Kerala reports 4 cases of Nipah virus, 2 deaths. What we know so far
Mass testing will begin in the area where the latest cases of the Nipah virus were found and some quarantine measures have been put in place.
Kerala has recorded four cases of Nipah virus, of which two recently succumbed to the infection, state health minister Veena George on Tuesday. The minister confirmed that the recent “unnatural deaths” in Kozhikode district were caused by the deadly brain-damaging Nipah virus.
The samples sent for testing to the National Institute of Virology in Pune were of one of the deceased and four of his kin. The minister said that three of the five samples have tested positive – one of the deceased and two other people who are undergoing treatment, including a nine-year-old boy.
"The person who died on August 30 suffered from liver sclerosis. He had some comorbidities. His death was seen as a result of complications from his comorbidities. But when his relatives and primary contacts showed unnatural fever and other symptoms, that's when we began surveillance," said George.
An official from the virology institute said that one person infected with the Nipah virus died this month while the other death occurred on August 30, reported Reuters.
This is the fourth Nipah outbreak in Kerala since 2018. Twenty one of the 23 infected people died when Kerala first reported the Nipah outbreak in 2018. In 2019 and 2021, Nipah claimed two more lives.
The virus is transmitted to humans through direct contact with the bodily fluids of infected bats, pigs or other people. It was first identified in 1999 during an outbreak of illness affecting pig farmers and others in close contact with pigs in Malaysia and Singapore.
There are no treatments or vaccines against the virus.

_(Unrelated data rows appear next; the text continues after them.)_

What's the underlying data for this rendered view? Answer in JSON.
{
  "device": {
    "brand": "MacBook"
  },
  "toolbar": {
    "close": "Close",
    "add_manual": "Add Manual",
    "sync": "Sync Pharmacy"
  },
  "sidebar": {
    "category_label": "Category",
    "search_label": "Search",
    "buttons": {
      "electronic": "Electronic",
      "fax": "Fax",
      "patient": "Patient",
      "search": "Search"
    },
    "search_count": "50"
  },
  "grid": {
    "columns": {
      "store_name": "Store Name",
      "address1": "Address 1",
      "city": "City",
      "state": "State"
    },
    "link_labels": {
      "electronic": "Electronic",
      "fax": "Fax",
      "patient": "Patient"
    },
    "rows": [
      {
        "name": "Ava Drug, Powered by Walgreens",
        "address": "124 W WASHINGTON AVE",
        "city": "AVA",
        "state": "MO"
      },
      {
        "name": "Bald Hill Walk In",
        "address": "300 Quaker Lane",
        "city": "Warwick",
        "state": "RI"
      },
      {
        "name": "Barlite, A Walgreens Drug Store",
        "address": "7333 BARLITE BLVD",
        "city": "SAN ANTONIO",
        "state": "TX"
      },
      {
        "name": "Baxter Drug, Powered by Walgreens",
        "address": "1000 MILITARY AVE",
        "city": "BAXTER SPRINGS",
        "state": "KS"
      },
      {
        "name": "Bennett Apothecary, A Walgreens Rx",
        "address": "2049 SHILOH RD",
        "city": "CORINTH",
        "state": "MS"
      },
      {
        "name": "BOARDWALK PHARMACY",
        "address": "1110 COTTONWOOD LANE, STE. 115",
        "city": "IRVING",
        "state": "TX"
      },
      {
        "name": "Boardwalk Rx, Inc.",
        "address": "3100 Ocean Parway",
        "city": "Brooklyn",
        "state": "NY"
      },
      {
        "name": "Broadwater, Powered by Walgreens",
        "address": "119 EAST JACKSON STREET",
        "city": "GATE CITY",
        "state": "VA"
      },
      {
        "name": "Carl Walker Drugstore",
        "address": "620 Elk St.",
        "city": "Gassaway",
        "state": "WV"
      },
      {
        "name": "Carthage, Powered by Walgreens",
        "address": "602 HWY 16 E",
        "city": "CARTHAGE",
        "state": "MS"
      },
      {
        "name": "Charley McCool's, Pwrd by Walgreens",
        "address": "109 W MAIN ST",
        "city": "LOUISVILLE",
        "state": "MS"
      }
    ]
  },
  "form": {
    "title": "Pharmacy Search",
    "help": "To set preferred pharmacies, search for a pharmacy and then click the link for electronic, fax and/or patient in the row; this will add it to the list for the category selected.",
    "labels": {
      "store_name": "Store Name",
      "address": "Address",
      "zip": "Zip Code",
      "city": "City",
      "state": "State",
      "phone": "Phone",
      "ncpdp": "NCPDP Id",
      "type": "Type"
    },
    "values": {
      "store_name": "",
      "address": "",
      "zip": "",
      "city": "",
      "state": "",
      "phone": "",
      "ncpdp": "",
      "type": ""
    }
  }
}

Confirming that the Nipah virus was behind the two deaths in Kozhikode, Union health minister said a central team of experts has been sent to Kerala to take stock of the situation and assist the state government in the management of the infection.
"I have spoken to the health minister of Kerala, there have been reports of this virus several times this season. Cases are coming up, this virus is spread by bats. A guideline has been prepared by the health ministry regarding this so that we can take precautions," Mandaviya said.
Earlier in the day, Kerala chief minister Pinarayi Vijayan said in a video message that the state government is viewing the two deaths very seriously. The chief minister advised people to exercise caution and said there was no reason to worry as those who were in close contact with the deceased were under treatment.
"There is nothing to worry about. Those who were in contact with the deceased are being traced and treated. Being careful is the key to tackling the situation. Everyone is requested to cooperate with the action plan prepared by the health department," he said.